“Fear and Loathing in Las Vegas,” directed by Terry Gilliam and released in 1998, based on the story of the same name, is a film about a renegade journalist sent to cover a few events located in the popular town of Las Vegas, Nevada. Although a renowned journalist, Raoul Duke (this is a name the author, Hunter S. Thompson used for himself to blend fact and fiction into a story, i.e. Gonzo Journalism) spends the majority of his time in the fabulous Laz Vegas in a haze of all kinds of drugs. Indeed a disgusting view into the mind of the depraved, Duke, and his attorney—aptly named Dr. Gonzo—trawl around Vegas with almost no intention of doing anything at all.
The first event they were sent to cover was the Mint 400, which Duke says, “In some circles, the Mint 400 is a far, far better thing than the Super Bowl, the Kentucky Derby and the Lower Oakland Roller Derby Finals all rolled into one.” After a failure to cover the race due to indulgence in an array of drugs from LSD to DMT, Duke and his attorney wind up across town after destroying their hotel room, covering a narcotics convention run by police officers (Duke carries his briefcase stash right through the crowd of power-hungry cops). Again, Duke and his attorney wind up on all sorts of drugs, missing the convention entirely, but with a rich story to tell instead.
At the surface, this film is seen as a staple “druggy” movie due to the, well, the rampant drug use. A flop at the time, it’s become a cult film in the last two decades. Looking deeper into the film (and thus the novel, if given a read) has a theme of the death of the American dream. In this sense, the American dream can be summed up as being financially stable, with the perfect wife and kids, white picket fences, a perfect lawn; a nuclear family if you will. It was the hope that you’d be in America and “win big” (especially in Vegas) and live comfortably with your material wealth. Gilliam—and by extension, Thompson—sought to show that this idea died in that era and that the hippie movement was a failure. The rampant drug use wasn’t just because—it was because that’s what the pair felt they needed to enjoy the concept of Vegas. For example, at one point in the film, Duke and Gonzo huff Ether—a dissociative drug causing you to lose control of your motor functions—and try to enter a casino, which they fail to do themselves. The bouncers see this and shove them through the gates, hoping the “drunks” would lose all their money in the casino. This shows that the society in Vegas was ugly; it was out to steal your money, not make you rich. The American Dream was dead.
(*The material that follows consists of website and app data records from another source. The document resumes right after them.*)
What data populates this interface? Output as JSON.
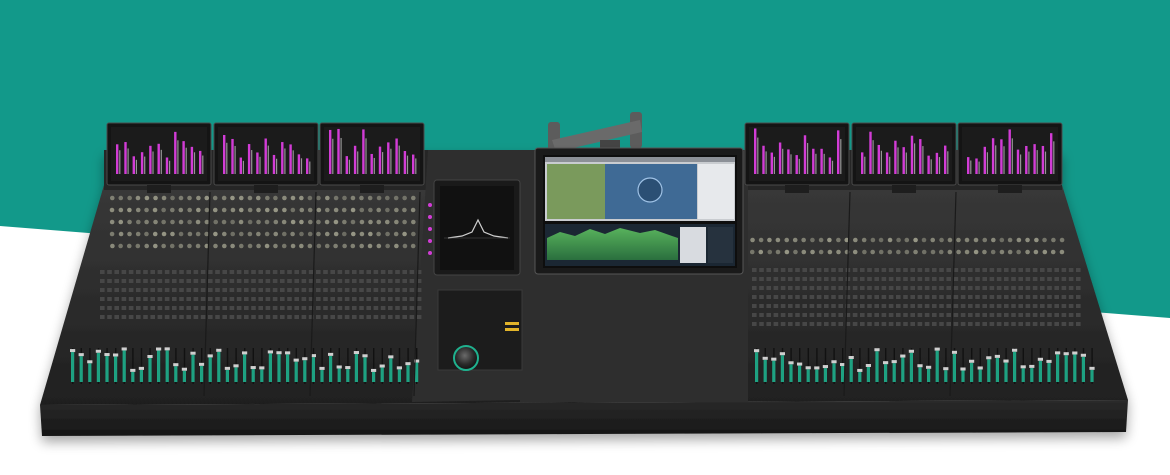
{
  "image": {
    "subject": "large-format-mixing-console",
    "colors": {
      "teal_band": "#12998a",
      "white_bg": "#ffffff",
      "console_body": "#2b2b2b",
      "console_dark": "#1d1d1d",
      "meter_magenta": "#d23cd6",
      "fader_teal": "#1fb18e",
      "knob_light": "#9c9c8a",
      "screen_blue": "#4a78a8",
      "screen_green": "#2f8a4c"
    },
    "left_meter_screens": 3,
    "right_meter_screens": 3,
    "center_display_count": 1,
    "center_control_panel": 1
  }
}
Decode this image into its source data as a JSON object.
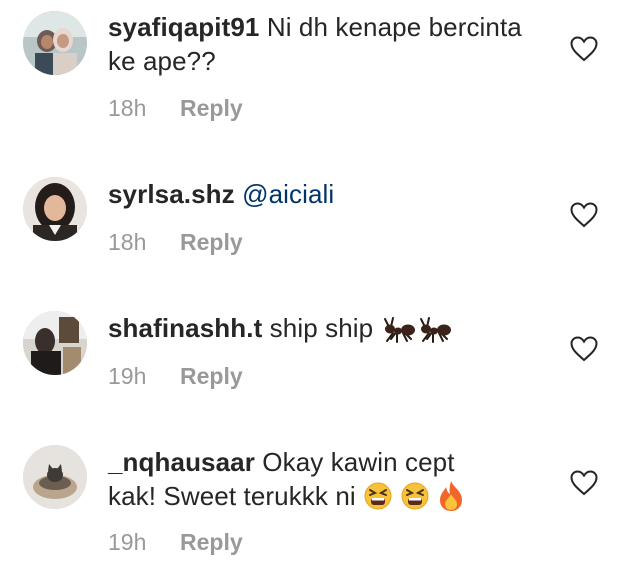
{
  "comments": [
    {
      "username": "syafiqapit91",
      "text": "Ni dh kenape bercinta ke ape??",
      "time": "18h",
      "reply": "Reply",
      "avatar": "couple-photo",
      "like_icon": "heart-outline-icon"
    },
    {
      "username": "syrlsa.shz",
      "mention": "@aiciali",
      "text": "",
      "time": "18h",
      "reply": "Reply",
      "avatar": "girl-portrait",
      "like_icon": "heart-outline-icon"
    },
    {
      "username": "shafinashh.t",
      "text": "ship ship",
      "emojis": [
        "ant-emoji",
        "ant-emoji"
      ],
      "time": "19h",
      "reply": "Reply",
      "avatar": "outdoor-photo",
      "like_icon": "heart-outline-icon"
    },
    {
      "username": "_nqhausaar",
      "text_line1": "Okay kawin cept",
      "text_line2": "kak! Sweet terukkk ni",
      "emojis": [
        "tired-face-emoji",
        "tired-face-emoji",
        "fire-emoji"
      ],
      "time": "19h",
      "reply": "Reply",
      "avatar": "cat-photo",
      "like_icon": "heart-outline-icon"
    }
  ],
  "colors": {
    "username": "#262626",
    "mention": "#003569",
    "meta": "#999999"
  }
}
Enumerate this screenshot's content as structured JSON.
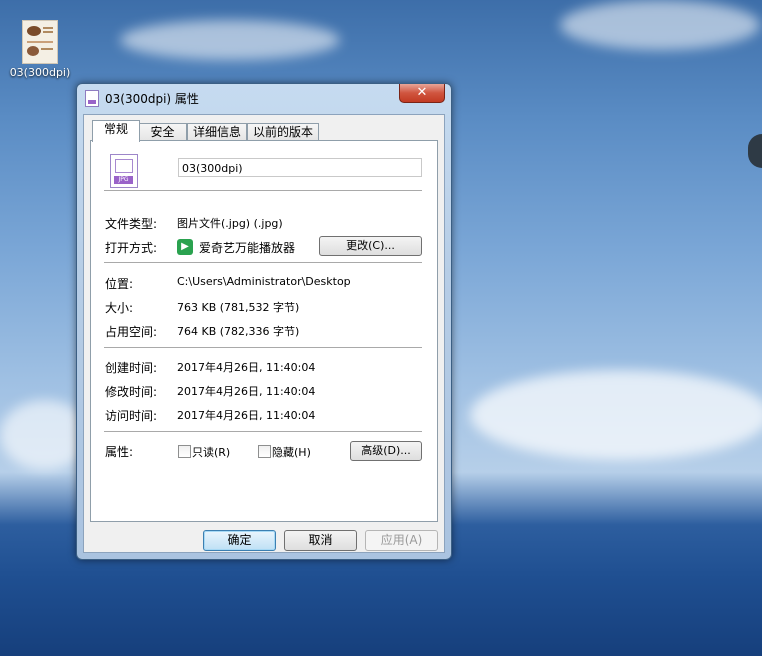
{
  "desktop": {
    "icon_label": "03(300dpi)"
  },
  "window": {
    "title": "03(300dpi) 属性",
    "close_glyph": "✕",
    "tabs": [
      {
        "label": "常规",
        "active": true
      },
      {
        "label": "安全",
        "active": false
      },
      {
        "label": "详细信息",
        "active": false
      },
      {
        "label": "以前的版本",
        "active": false
      }
    ],
    "file_icon_text": "JPG",
    "file_name": "03(300dpi)",
    "file_type": {
      "label": "文件类型:",
      "value": "图片文件(.jpg) (.jpg)"
    },
    "opens_with": {
      "label": "打开方式:",
      "value": "爱奇艺万能播放器",
      "change_button": "更改(C)..."
    },
    "location": {
      "label": "位置:",
      "value": "C:\\Users\\Administrator\\Desktop"
    },
    "size": {
      "label": "大小:",
      "value": "763 KB (781,532 字节)"
    },
    "size_on_disk": {
      "label": "占用空间:",
      "value": "764 KB (782,336 字节)"
    },
    "created": {
      "label": "创建时间:",
      "value": "2017年4月26日, 11:40:04"
    },
    "modified": {
      "label": "修改时间:",
      "value": "2017年4月26日, 11:40:04"
    },
    "accessed": {
      "label": "访问时间:",
      "value": "2017年4月26日, 11:40:04"
    },
    "attributes": {
      "label": "属性:",
      "readonly": "只读(R)",
      "hidden": "隐藏(H)",
      "advanced_button": "高级(D)..."
    },
    "buttons": {
      "ok": "确定",
      "cancel": "取消",
      "apply": "应用(A)"
    }
  }
}
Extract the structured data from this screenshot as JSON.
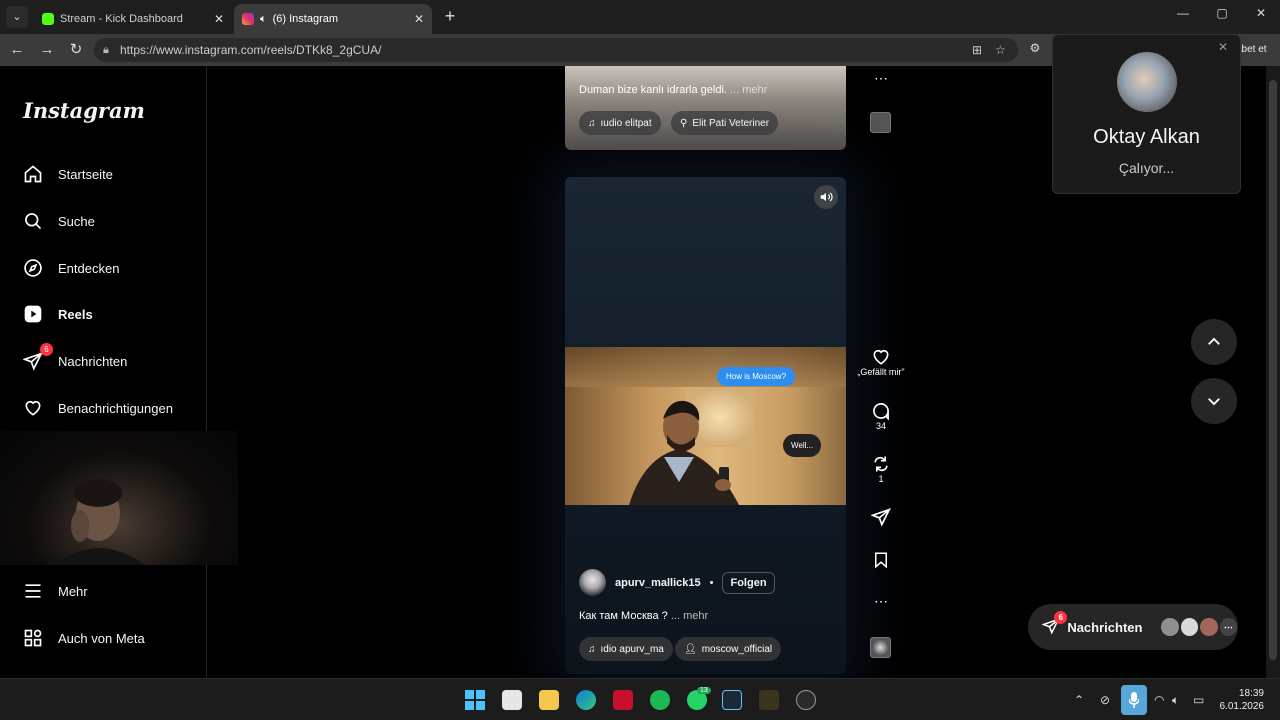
{
  "browser": {
    "tabs": [
      {
        "title": "Stream - Kick Dashboard",
        "color": "#53fc18"
      },
      {
        "title": "(6) Instagram",
        "color": "#e1306c"
      }
    ],
    "url": "https://www.instagram.com/reels/DTKk8_2gCUA/",
    "signin_label": "abet et"
  },
  "sidebar": {
    "logo": "Instagram",
    "items": [
      {
        "label": "Startseite",
        "icon": "home-icon"
      },
      {
        "label": "Suche",
        "icon": "search-icon"
      },
      {
        "label": "Entdecken",
        "icon": "compass-icon"
      },
      {
        "label": "Reels",
        "icon": "reels-icon"
      },
      {
        "label": "Nachrichten",
        "icon": "messenger-icon",
        "badge": "6"
      },
      {
        "label": "Benachrichtigungen",
        "icon": "heart-icon"
      },
      {
        "label": "Mehr",
        "icon": "menu-icon"
      },
      {
        "label": "Auch von Meta",
        "icon": "meta-icon"
      }
    ]
  },
  "reel_prev": {
    "caption": "Duman bize kanlı idrarla geldi.",
    "more": "... mehr",
    "audio": "ıudio   elitpat",
    "location": "Elit Pati Veteriner"
  },
  "reel": {
    "bubble_1": "How is Moscow?",
    "bubble_2": "Well...",
    "author": "apurv_mallick15",
    "dot": "•",
    "follow": "Folgen",
    "caption": "Как там Москва ?",
    "more": "... mehr",
    "audio": "ıdio   apurv_ma",
    "tagged": "moscow_official",
    "likes_label": "„Gefällt mir\"",
    "comments": "34",
    "reposts": "1"
  },
  "call": {
    "name": "Oktay Alkan",
    "status": "Çalıyor..."
  },
  "messages_pill": {
    "label": "Nachrichten",
    "badge": "6"
  },
  "taskbar": {
    "whatsapp_badge": "13",
    "time": "18:39",
    "date": "6.01.2026"
  }
}
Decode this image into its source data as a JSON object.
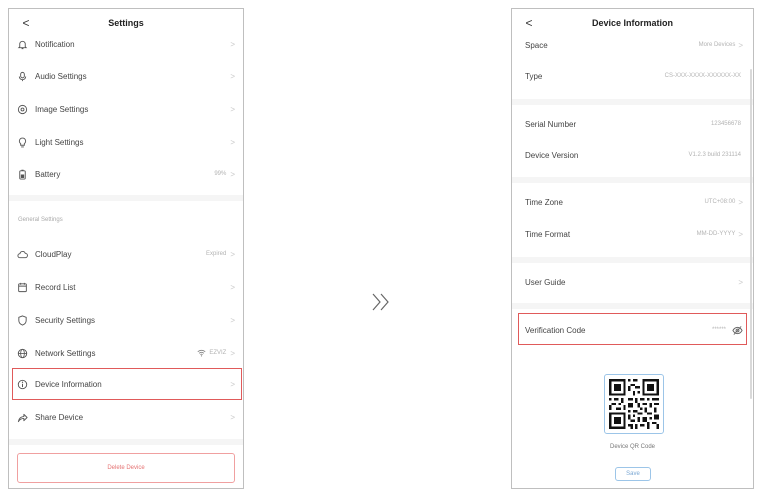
{
  "left_screen": {
    "back_glyph": "<",
    "title": "Settings",
    "items": [
      {
        "label": "Notification",
        "value": "",
        "chevron": ">"
      },
      {
        "label": "Audio Settings",
        "value": "",
        "chevron": ">"
      },
      {
        "label": "Image Settings",
        "value": "",
        "chevron": ">"
      },
      {
        "label": "Light Settings",
        "value": "",
        "chevron": ">"
      },
      {
        "label": "Battery",
        "value": "99%",
        "chevron": ">"
      }
    ],
    "section_title": "General Settings",
    "general_items": [
      {
        "label": "CloudPlay",
        "value": "Expired",
        "chevron": ">"
      },
      {
        "label": "Record List",
        "value": "",
        "chevron": ">"
      },
      {
        "label": "Security Settings",
        "value": "",
        "chevron": ">"
      },
      {
        "label": "Network Settings",
        "value": "EZVIZ",
        "chevron": ">"
      },
      {
        "label": "Device Information",
        "value": "",
        "chevron": ">"
      },
      {
        "label": "Share Device",
        "value": "",
        "chevron": ">"
      }
    ],
    "delete_label": "Delete Device"
  },
  "right_screen": {
    "back_glyph": "<",
    "title": "Device Information",
    "rows": {
      "space": {
        "label": "Space",
        "value": "More Devices",
        "chevron": ">"
      },
      "type": {
        "label": "Type",
        "value": "CS-XXX-XXXX-XXXXXX-XX"
      },
      "serial": {
        "label": "Serial Number",
        "value": "123456678"
      },
      "version": {
        "label": "Device Version",
        "value": "V1.2.3 build 231114"
      },
      "timezone": {
        "label": "Time Zone",
        "value": "UTC+08:00",
        "chevron": ">"
      },
      "timeformat": {
        "label": "Time Format",
        "value": "MM-DD-YYYY",
        "chevron": ">"
      },
      "guide": {
        "label": "User Guide",
        "value": "",
        "chevron": ">"
      },
      "verification": {
        "label": "Verification Code",
        "value": "******"
      }
    },
    "qr_label": "Device QR Code",
    "save_label": "Save"
  },
  "transition_glyph": "»",
  "colors": {
    "highlight": "#e05a5a",
    "accent_blue": "#9cc5e8",
    "delete_red": "#e57373"
  },
  "icons": [
    "bell-icon",
    "microphone-icon",
    "image-settings-icon",
    "lightbulb-icon",
    "battery-icon",
    "cloud-icon",
    "record-list-icon",
    "shield-icon",
    "globe-icon",
    "info-icon",
    "share-icon",
    "wifi-icon",
    "eye-off-icon",
    "qr-code-icon"
  ]
}
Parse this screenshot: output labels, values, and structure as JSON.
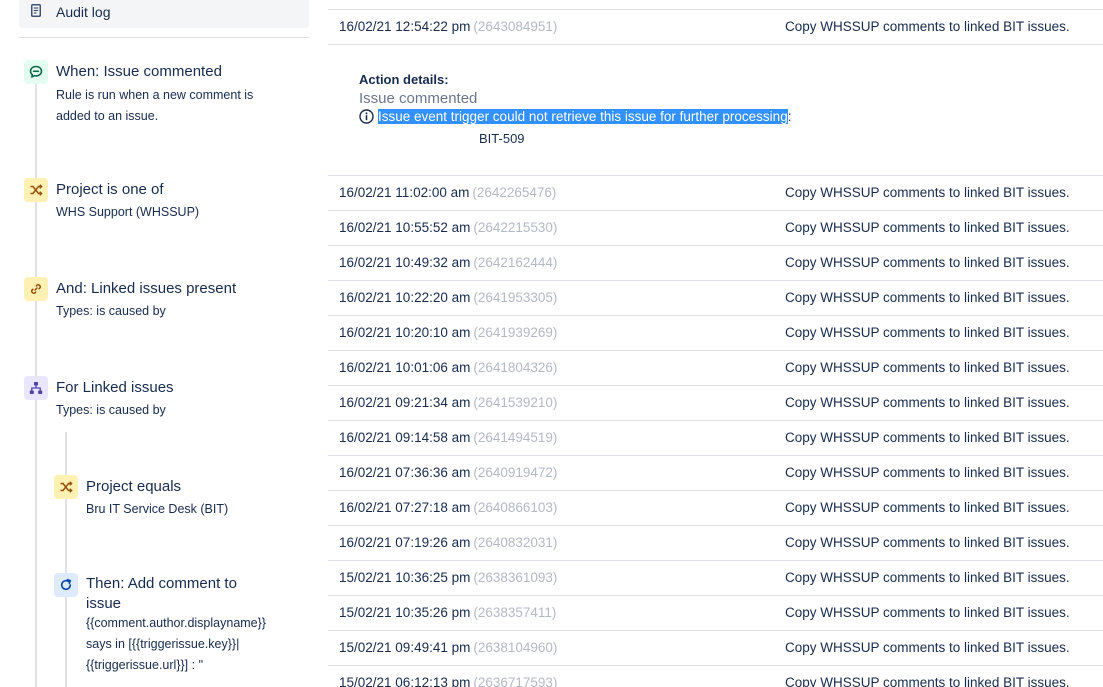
{
  "sidebar": {
    "audit_log_label": "Audit log",
    "components": [
      {
        "title": "When: Issue commented",
        "description": "Rule is run when a new comment is added to an issue.",
        "icon": "comment-trigger-icon",
        "color": "#e3fcef"
      },
      {
        "title": "Project is one of",
        "description": "WHS Support (WHSSUP)",
        "icon": "shuffle-condition-icon",
        "color": "#fff0b3"
      },
      {
        "title": "And: Linked issues present",
        "description": "Types: is caused by",
        "icon": "link-icon",
        "color": "#fff0b3"
      },
      {
        "title": "For Linked issues",
        "description": "Types: is caused by",
        "icon": "branch-hierarchy-icon",
        "color": "#eae6ff"
      },
      {
        "title": "Project equals",
        "description": "Bru IT Service Desk (BIT)",
        "icon": "shuffle-condition-icon",
        "color": "#fff0b3"
      },
      {
        "title": "Then: Add comment to issue",
        "description_lines": [
          "{{comment.author.displayname}}",
          "says in [{{triggerissue.key}}|",
          "{{triggerissue.url}}] : \""
        ],
        "icon": "refresh-action-icon",
        "color": "#deebff"
      }
    ]
  },
  "log": {
    "action_details": {
      "title": "Action details:",
      "subtitle": "Issue commented",
      "message": "Issue event trigger could not retrieve this issue for further processing",
      "message_suffix": ":",
      "issue_key": "BIT-509"
    },
    "rows": [
      {
        "datetime": "16/02/21 12:54:22 pm",
        "id": "(2643084951)",
        "rule": "Copy WHSSUP comments to linked BIT issues."
      },
      {
        "datetime": "16/02/21 11:02:00 am",
        "id": "(2642265476)",
        "rule": "Copy WHSSUP comments to linked BIT issues."
      },
      {
        "datetime": "16/02/21 10:55:52 am",
        "id": "(2642215530)",
        "rule": "Copy WHSSUP comments to linked BIT issues."
      },
      {
        "datetime": "16/02/21 10:49:32 am",
        "id": "(2642162444)",
        "rule": "Copy WHSSUP comments to linked BIT issues."
      },
      {
        "datetime": "16/02/21 10:22:20 am",
        "id": "(2641953305)",
        "rule": "Copy WHSSUP comments to linked BIT issues."
      },
      {
        "datetime": "16/02/21 10:20:10 am",
        "id": "(2641939269)",
        "rule": "Copy WHSSUP comments to linked BIT issues."
      },
      {
        "datetime": "16/02/21 10:01:06 am",
        "id": "(2641804326)",
        "rule": "Copy WHSSUP comments to linked BIT issues."
      },
      {
        "datetime": "16/02/21 09:21:34 am",
        "id": "(2641539210)",
        "rule": "Copy WHSSUP comments to linked BIT issues."
      },
      {
        "datetime": "16/02/21 09:14:58 am",
        "id": "(2641494519)",
        "rule": "Copy WHSSUP comments to linked BIT issues."
      },
      {
        "datetime": "16/02/21 07:36:36 am",
        "id": "(2640919472)",
        "rule": "Copy WHSSUP comments to linked BIT issues."
      },
      {
        "datetime": "16/02/21 07:27:18 am",
        "id": "(2640866103)",
        "rule": "Copy WHSSUP comments to linked BIT issues."
      },
      {
        "datetime": "16/02/21 07:19:26 am",
        "id": "(2640832031)",
        "rule": "Copy WHSSUP comments to linked BIT issues."
      },
      {
        "datetime": "15/02/21 10:36:25 pm",
        "id": "(2638361093)",
        "rule": "Copy WHSSUP comments to linked BIT issues."
      },
      {
        "datetime": "15/02/21 10:35:26 pm",
        "id": "(2638357411)",
        "rule": "Copy WHSSUP comments to linked BIT issues."
      },
      {
        "datetime": "15/02/21 09:49:41 pm",
        "id": "(2638104960)",
        "rule": "Copy WHSSUP comments to linked BIT issues."
      },
      {
        "datetime": "15/02/21 06:12:13 pm",
        "id": "(2636717593)",
        "rule": "Copy WHSSUP comments to linked BIT issues."
      }
    ]
  },
  "colors": {
    "selection": "#3390ff",
    "id_grey": "#b3b9c4",
    "divider": "#dfe1e6",
    "text": "#172b4d"
  }
}
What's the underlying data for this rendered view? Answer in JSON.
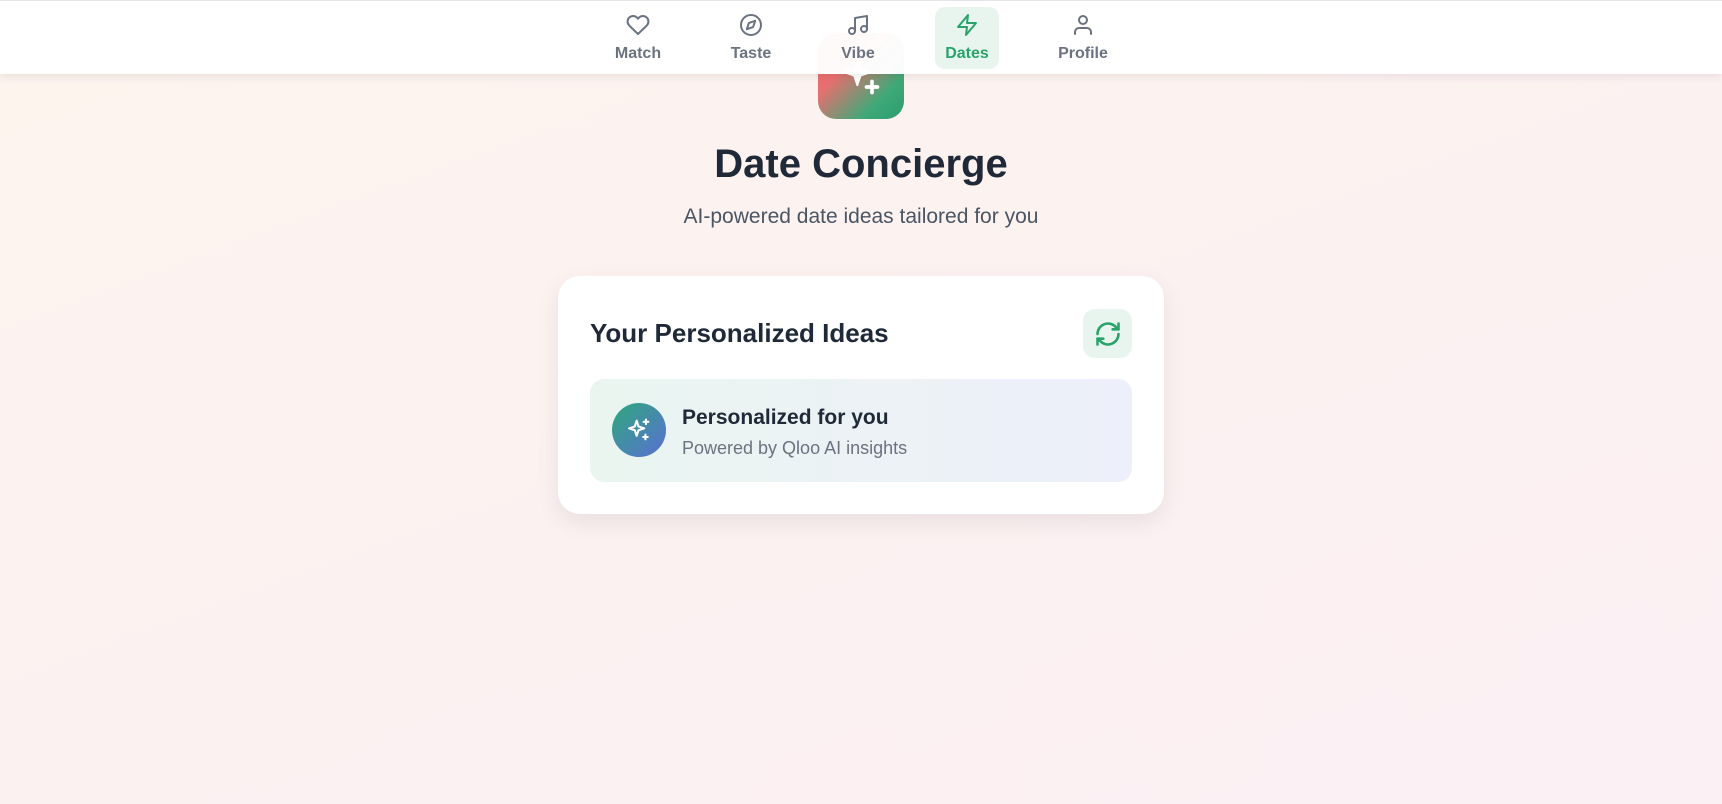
{
  "nav": {
    "items": [
      {
        "label": "Match",
        "icon": "heart-icon",
        "active": false
      },
      {
        "label": "Taste",
        "icon": "compass-icon",
        "active": false
      },
      {
        "label": "Vibe",
        "icon": "music-note-icon",
        "active": false
      },
      {
        "label": "Dates",
        "icon": "lightning-icon",
        "active": true
      },
      {
        "label": "Profile",
        "icon": "user-icon",
        "active": false
      }
    ]
  },
  "hero": {
    "logo_icon": "sparkles-icon",
    "title": "Date Concierge",
    "subtitle": "AI-powered date ideas tailored for you"
  },
  "card": {
    "title": "Your Personalized Ideas",
    "refresh_icon": "refresh-icon",
    "insight": {
      "icon": "sparkles-icon",
      "title": "Personalized for you",
      "subtitle": "Powered by Qloo AI insights"
    }
  },
  "colors": {
    "accent_green": "#2aa36b",
    "active_bg": "#e8f5ee",
    "text_dark": "#1f2937",
    "text_muted": "#6b7280",
    "logo_gradient_start": "#f26d6d",
    "logo_gradient_end": "#2a9d6f"
  }
}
Thompson (or Duke) was always out to show his readers that the world is ugly sometimes. He made himself ugly to really dig into that idea. That’s what Gilliam was trying to convey in his 1998 movie, which was possibly why the movie was seen as a failure at the time. By comparison, some of the highest grossing movies of 1998 were “Armageddon,” “Saving Private Ryan,” and “Godzilla,” all films of Americans coming together and stopping something larger than themselves, growing as people, and simply being patriotic. The late 90’s was a thriving time for the USA; people didn’t want to be told that they were ugly.
Media is a subjective view—which can be seen by the horrible reviews of Fear and Loathing at the time of its release, but the cult status it contains decades later—but “Fear and Loathing in Las Vegas” remains a great movie. But sometimes you have to be just the right mindset for it.